But Hauerwas falls to this same error by casually defining Violence as the sort of thing that happens when someone forces another person to do something via coercion. One of the students in the video asks— and this is a great question — “But what about parents with their children?” It seems clear that Violence is not simply a matter of coercion. Nor is it simply a matter of harm. Nor, should I add, is Violence simply a matter of Life and Death. Whatever the “progressive hermeneutic” we use with regards to Old Testament capital punishment, no interlocutor of the Bible can get away from the problem of stoning, or of execution, generally considered. And, here we get even more complicated, no interlocutor of the New Testament can avoid the problem of excommunication, something that certain readers would claim is a type of Violence of its own.
The issue at hand, then, is that Violence is a term easily defined for the sake of the narrative it inhabits. This isn’t just true about the term “Violence”; there are other terms that also can be re-defined to benefit this or that narrative. This is precisely why Christian humanism — in the old Renaissance sense of humanism: constant text translation and engagement with ancient thinkers — is necessary. It is simply all to easy to stake a claim upon an uncritical definition, rather than stake a definition upon a critical exegesis.

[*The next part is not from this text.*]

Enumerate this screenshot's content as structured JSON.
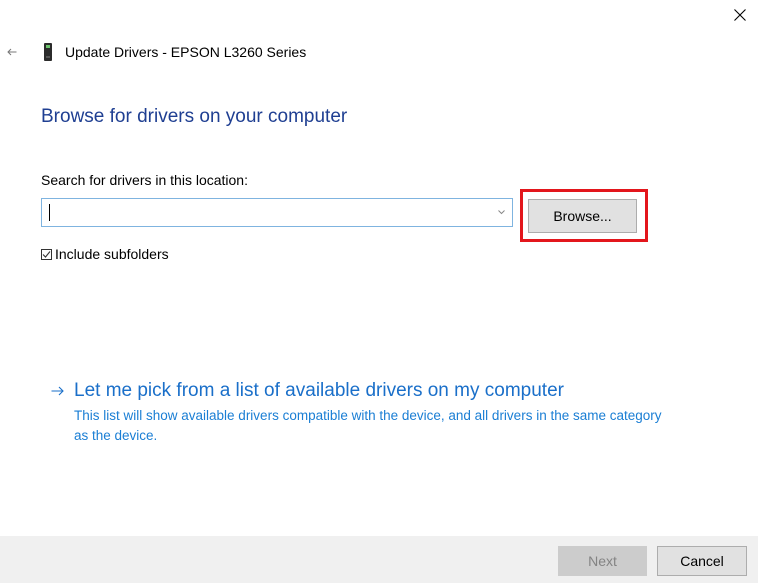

Here the Hebrew Scriptures, especially, become more remote to us. It is a strange occurrence. I reflect upon the diversity of discourses in the Old Testament: the Law, the Histories, the Prophets, the Psalms, the Poetry… I run into places where Violence (as we typically understand it) is celebrated, like in Judges 5:24-26 when Deborah rejoices over Jael’s slaughter of Sisera. Then there are moments where Violence (again, as we typically configure it) is neutrally observed, like the scene depicted in the Ensor painting above, with Jehu calling for Jezebel to be thrown down. Some see this moment as a victory for God’s people; but then there’s that odd line in the Prophet Hosea that rebukes Jehu, maybe even for this very moment (cf. II Kings 9:30-37, Hosea 1:4). And there are, of course, moments where Violence (typically understood) is outright condemned (e.g. Exodus 20:13, Leviticus 18:21, etc.).

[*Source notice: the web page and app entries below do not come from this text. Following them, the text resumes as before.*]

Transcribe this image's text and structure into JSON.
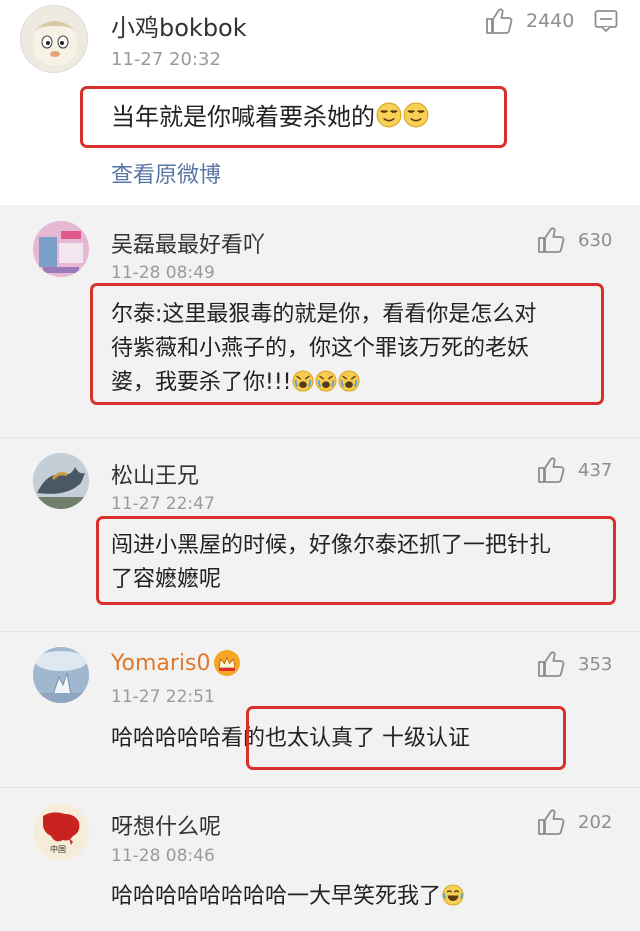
{
  "main_comment": {
    "username": "小鸡bokbok",
    "time": "11-27 20:32",
    "likes": "2440",
    "text": "当年就是你喊着要杀她的",
    "view_original": "查看原微博"
  },
  "replies": [
    {
      "username": "吴磊最最好看吖",
      "time": "11-28 08:49",
      "likes": "630",
      "text_line1": "尔泰:这里最狠毒的就是你，看看你是怎么对",
      "text_line2": "待紫薇和小燕子的，你这个罪该万死的老妖",
      "text_line3": "婆，我要杀了你!!!"
    },
    {
      "username": "松山王兄",
      "time": "11-27 22:47",
      "likes": "437",
      "text_line1": "闯进小黑屋的时候，好像尔泰还抓了一把针扎",
      "text_line2": "了容嬷嬷呢"
    },
    {
      "username": "Yomaris0",
      "time": "11-27 22:51",
      "likes": "353",
      "text": "哈哈哈哈哈看的也太认真了 十级认证",
      "name_color": "#e0782c"
    },
    {
      "username": "呀想什么呢",
      "time": "11-28 08:46",
      "likes": "202",
      "text": "哈哈哈哈哈哈哈哈一大早笑死我了",
      "avatar_caption": "中国"
    }
  ],
  "icons": {
    "like": "thumbs-up-icon",
    "comment": "comment-icon",
    "emoji_smirk": "smirk-emoji-icon",
    "emoji_cry": "crying-emoji-icon",
    "emoji_laugh": "laughing-emoji-icon",
    "vip_crown": "crown-badge-icon"
  },
  "colors": {
    "highlight": "#d9302c",
    "link": "#5a76a6",
    "reply_bg": "#f2f2f2"
  }
}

If Leithart’s distinction could hold up, it would be very useful, for sure. And I certainly find Hauerwas’s suggestions to be helpful for a general Christian ethics. Yet Leithart’s distinctions do not appear to have any thorough exegetical foundations. Hauerwas’ ethics would deny Jael (amid many others) an appropriately hallowed space in the Christian tradition. We are missing something here.